Many Georgia drivers assume that going 5 or 10 mph over the speed limit really is not that big of a deal. However, when a vehicle strikes a pedestrian, every mile per hour counts, and speed is only one of the factors that affect how serious the pedestrian’s injuries will be.

According to the Insurance Institute for Highway Safety, the first problem with driving faster is that it increases the likelihood of a crash. Not only that, though, the force of the blow is much, much higher when the vehicle is moving at what most drivers may consider to be a relatively safe speed. A pedestrian is at a 10% risk of sustaining a severe injury when the vehicle is moving at 17 mph. At 25 mph, that increases to 25%, and at 33 mph, it is 50%.

Different vehicle designs will have an effect on the severity of the injuries, too, as well as the height of the pedestrian. For example, an SUV is more likely to strike an adult somewhere on the upper body, while a smaller car may hit the knees or legs. A young child is likely to sustain the most severe injuries.
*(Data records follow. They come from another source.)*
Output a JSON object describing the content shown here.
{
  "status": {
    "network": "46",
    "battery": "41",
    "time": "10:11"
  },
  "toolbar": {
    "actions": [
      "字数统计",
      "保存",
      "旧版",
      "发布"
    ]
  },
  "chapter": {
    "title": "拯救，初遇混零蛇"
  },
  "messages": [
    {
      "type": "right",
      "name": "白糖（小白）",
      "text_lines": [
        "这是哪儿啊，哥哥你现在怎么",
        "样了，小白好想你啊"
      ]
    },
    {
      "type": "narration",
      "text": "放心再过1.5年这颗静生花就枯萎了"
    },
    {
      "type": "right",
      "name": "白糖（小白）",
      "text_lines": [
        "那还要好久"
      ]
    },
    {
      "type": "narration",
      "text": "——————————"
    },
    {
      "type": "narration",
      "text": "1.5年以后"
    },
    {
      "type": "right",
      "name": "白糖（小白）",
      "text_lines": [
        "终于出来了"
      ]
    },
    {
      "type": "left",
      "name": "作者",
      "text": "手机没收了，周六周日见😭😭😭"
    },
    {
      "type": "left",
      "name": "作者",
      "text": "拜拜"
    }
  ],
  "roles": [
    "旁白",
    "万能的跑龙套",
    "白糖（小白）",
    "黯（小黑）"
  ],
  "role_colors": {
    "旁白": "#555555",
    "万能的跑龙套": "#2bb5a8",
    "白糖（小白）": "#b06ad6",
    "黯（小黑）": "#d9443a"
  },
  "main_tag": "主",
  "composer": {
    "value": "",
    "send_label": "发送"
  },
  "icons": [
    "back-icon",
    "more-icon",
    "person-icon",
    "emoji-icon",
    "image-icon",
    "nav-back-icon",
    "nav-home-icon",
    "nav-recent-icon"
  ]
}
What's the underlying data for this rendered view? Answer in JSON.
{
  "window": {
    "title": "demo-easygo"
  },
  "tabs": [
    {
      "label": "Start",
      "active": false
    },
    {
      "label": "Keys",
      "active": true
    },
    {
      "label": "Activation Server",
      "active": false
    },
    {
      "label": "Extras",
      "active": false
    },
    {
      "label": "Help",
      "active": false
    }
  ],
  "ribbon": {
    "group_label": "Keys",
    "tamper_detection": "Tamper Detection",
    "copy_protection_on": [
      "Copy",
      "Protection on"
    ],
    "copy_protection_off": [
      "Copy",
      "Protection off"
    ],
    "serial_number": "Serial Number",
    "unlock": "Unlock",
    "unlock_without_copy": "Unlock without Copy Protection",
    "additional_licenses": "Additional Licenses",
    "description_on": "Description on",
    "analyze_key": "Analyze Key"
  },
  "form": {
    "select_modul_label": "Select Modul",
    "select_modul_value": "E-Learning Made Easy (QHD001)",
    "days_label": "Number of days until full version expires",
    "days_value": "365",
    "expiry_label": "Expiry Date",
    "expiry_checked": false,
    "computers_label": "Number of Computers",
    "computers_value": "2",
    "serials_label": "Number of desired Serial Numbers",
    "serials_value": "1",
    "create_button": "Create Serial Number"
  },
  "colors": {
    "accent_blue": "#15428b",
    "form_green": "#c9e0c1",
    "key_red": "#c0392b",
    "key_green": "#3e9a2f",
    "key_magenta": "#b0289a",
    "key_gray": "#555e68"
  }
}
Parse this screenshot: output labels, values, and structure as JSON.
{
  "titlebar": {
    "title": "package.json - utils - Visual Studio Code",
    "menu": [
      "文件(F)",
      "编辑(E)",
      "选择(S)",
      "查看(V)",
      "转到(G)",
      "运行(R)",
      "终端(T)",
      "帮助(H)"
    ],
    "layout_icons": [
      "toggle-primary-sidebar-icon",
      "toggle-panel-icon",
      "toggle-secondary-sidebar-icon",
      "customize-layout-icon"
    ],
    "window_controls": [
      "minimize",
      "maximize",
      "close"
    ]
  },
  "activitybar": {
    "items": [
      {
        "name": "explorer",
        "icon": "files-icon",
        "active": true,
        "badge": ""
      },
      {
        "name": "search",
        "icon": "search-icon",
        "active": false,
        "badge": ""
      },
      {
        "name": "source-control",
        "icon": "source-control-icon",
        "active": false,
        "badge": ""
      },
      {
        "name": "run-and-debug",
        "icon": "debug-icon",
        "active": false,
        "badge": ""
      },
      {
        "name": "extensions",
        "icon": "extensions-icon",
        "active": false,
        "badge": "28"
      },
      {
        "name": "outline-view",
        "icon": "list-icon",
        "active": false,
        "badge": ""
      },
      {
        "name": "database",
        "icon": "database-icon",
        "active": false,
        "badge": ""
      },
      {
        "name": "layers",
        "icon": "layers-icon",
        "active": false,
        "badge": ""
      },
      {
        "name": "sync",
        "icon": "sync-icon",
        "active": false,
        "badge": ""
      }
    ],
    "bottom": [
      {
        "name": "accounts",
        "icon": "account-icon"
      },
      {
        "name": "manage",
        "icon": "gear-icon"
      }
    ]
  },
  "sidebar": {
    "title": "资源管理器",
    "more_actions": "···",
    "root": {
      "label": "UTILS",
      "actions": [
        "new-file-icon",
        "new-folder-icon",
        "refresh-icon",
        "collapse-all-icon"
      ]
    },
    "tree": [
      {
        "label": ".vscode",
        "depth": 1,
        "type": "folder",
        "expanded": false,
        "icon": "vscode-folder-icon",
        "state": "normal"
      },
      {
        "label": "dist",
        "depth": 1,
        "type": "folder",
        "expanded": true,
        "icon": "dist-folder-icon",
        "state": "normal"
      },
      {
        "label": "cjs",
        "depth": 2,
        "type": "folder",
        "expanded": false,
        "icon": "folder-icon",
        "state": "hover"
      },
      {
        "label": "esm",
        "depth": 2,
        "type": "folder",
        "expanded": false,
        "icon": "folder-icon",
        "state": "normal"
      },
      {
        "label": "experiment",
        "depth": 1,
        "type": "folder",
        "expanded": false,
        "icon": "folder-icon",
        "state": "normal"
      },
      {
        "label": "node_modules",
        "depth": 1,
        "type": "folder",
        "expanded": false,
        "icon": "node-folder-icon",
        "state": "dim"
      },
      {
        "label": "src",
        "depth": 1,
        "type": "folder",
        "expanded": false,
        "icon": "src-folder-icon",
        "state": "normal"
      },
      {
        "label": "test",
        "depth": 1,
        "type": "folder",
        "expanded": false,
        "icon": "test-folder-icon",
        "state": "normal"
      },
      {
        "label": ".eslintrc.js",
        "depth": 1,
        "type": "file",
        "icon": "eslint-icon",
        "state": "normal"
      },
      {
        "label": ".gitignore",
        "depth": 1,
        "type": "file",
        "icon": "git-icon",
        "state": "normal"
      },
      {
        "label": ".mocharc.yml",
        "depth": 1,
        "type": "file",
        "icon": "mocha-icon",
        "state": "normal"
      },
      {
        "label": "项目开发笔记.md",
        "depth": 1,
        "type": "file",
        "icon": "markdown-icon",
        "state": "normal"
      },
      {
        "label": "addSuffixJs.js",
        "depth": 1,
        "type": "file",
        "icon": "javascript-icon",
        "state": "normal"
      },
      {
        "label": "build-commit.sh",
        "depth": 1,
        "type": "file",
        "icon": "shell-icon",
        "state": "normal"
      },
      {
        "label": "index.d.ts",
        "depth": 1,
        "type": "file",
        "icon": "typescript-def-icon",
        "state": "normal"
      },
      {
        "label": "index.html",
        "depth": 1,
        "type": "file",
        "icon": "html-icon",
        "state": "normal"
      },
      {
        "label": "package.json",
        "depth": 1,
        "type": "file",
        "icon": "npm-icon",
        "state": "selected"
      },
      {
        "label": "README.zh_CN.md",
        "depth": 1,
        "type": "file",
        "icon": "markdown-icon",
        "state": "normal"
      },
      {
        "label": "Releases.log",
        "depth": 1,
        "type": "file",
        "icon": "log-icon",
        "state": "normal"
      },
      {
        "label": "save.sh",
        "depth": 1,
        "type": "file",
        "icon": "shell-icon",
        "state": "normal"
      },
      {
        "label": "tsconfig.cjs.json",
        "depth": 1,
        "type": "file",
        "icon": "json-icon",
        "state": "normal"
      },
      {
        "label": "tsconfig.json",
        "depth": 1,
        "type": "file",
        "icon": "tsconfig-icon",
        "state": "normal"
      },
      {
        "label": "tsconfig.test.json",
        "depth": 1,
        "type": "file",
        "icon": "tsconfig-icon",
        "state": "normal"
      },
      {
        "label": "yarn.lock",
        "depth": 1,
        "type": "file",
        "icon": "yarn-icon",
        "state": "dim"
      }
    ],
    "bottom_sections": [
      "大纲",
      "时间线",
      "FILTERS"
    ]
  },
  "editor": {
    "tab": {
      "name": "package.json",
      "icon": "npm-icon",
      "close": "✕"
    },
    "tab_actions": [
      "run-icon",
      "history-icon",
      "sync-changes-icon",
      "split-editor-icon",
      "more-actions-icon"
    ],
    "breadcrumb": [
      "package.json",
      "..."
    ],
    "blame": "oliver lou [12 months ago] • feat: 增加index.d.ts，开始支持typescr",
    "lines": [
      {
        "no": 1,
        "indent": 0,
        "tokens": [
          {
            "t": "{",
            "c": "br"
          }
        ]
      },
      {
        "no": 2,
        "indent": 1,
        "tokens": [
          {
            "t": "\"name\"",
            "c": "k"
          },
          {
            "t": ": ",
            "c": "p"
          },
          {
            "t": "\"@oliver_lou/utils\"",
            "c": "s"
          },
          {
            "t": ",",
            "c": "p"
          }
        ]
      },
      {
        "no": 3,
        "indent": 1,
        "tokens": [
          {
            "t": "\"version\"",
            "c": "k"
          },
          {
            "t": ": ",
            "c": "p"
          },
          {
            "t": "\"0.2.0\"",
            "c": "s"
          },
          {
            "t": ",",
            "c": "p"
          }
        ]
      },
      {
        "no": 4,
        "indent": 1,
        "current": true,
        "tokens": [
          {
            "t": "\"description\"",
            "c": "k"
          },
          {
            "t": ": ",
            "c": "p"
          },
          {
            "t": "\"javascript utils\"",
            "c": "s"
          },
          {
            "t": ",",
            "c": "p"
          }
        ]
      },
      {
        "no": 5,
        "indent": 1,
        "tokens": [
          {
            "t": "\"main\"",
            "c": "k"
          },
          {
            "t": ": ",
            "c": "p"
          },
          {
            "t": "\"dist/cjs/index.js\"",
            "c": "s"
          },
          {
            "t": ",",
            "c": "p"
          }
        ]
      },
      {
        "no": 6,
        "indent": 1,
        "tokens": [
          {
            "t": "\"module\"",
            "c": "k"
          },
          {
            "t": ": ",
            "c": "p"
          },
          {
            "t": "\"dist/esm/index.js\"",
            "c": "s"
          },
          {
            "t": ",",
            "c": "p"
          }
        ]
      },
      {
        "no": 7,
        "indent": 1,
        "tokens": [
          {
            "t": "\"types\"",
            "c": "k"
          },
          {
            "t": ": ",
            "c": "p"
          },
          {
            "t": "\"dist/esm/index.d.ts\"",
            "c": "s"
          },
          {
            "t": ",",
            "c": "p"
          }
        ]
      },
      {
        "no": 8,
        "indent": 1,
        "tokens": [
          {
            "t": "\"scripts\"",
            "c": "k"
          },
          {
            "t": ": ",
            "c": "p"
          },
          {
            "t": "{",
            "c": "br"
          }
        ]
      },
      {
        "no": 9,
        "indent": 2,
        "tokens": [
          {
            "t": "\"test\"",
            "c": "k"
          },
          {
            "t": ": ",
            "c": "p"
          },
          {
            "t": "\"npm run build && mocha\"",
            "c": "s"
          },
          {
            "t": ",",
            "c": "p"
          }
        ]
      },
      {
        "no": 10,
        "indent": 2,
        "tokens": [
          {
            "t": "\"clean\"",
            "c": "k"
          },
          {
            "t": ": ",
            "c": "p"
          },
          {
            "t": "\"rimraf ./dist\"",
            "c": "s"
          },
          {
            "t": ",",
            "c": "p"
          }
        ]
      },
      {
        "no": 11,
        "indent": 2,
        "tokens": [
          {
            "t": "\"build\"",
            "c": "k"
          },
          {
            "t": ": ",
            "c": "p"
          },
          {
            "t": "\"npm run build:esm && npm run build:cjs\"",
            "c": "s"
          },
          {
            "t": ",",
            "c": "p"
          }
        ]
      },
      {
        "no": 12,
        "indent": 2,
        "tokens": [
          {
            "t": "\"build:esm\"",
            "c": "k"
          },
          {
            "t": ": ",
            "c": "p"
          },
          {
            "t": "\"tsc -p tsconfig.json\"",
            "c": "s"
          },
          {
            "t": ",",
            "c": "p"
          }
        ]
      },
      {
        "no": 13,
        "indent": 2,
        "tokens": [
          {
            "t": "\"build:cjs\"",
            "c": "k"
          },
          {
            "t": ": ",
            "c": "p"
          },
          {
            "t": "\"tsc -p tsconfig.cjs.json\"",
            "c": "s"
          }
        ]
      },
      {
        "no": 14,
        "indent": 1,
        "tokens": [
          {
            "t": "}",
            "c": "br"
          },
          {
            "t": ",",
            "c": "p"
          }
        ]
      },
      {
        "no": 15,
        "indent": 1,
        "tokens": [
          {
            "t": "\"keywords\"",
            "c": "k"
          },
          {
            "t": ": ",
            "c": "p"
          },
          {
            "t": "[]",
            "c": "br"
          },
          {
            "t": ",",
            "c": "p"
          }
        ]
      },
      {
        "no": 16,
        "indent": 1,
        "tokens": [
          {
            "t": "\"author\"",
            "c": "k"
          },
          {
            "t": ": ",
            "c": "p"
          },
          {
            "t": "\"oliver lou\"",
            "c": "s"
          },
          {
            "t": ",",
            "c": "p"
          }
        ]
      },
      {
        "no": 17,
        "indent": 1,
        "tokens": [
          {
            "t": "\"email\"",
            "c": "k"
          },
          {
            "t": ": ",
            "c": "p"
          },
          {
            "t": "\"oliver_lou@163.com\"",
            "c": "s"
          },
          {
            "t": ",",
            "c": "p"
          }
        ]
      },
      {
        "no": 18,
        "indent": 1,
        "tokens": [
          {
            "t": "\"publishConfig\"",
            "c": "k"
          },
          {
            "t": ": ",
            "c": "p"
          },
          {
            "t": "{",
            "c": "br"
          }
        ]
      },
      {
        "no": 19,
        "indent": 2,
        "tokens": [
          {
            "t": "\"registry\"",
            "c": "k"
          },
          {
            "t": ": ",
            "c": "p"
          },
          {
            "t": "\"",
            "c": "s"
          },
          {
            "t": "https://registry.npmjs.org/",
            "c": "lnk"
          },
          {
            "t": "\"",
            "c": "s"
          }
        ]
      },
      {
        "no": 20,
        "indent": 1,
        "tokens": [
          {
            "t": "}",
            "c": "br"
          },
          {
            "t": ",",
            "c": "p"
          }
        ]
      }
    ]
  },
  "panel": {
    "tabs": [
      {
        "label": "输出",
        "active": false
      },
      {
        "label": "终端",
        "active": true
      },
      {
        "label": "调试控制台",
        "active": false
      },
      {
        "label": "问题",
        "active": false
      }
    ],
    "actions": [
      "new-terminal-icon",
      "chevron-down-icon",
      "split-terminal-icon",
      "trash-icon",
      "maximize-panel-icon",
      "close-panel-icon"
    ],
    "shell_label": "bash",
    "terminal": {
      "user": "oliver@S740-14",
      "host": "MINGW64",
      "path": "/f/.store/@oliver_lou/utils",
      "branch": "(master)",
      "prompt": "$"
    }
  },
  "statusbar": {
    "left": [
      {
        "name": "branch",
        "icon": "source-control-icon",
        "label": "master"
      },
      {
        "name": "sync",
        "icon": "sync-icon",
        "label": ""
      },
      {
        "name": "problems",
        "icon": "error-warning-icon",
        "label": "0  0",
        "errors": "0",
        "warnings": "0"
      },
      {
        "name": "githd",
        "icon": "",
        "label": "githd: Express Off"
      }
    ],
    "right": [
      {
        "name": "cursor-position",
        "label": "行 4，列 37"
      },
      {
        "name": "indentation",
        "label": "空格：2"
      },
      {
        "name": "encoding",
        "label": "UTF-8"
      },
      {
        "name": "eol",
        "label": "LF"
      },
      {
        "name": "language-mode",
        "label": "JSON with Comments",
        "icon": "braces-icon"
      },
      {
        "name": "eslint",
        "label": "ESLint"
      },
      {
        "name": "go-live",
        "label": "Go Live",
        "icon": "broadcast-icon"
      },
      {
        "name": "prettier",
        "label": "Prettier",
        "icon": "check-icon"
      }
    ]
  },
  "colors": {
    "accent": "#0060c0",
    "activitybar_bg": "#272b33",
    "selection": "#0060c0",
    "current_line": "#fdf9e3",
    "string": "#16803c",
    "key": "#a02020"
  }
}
Whether a vehicle is traveling at 5 or 50 mph, pedestrians need to do everything they can to minimize their chances of being hit. Constant vigilance is crucial, says the National Safety Council. People on foot should never assume that a driver sees them, even if they are crossing with the light in a marked crosswalk at an intersection. The NSC recommends making eye contact with the driver before stepping off the curb. To improve visibility and reduce the chances of a car accident, pedestrians should wear bright colors, carry a flashlight at night, avoid being in vehicle blind spots and, if possible, cross the street in groups.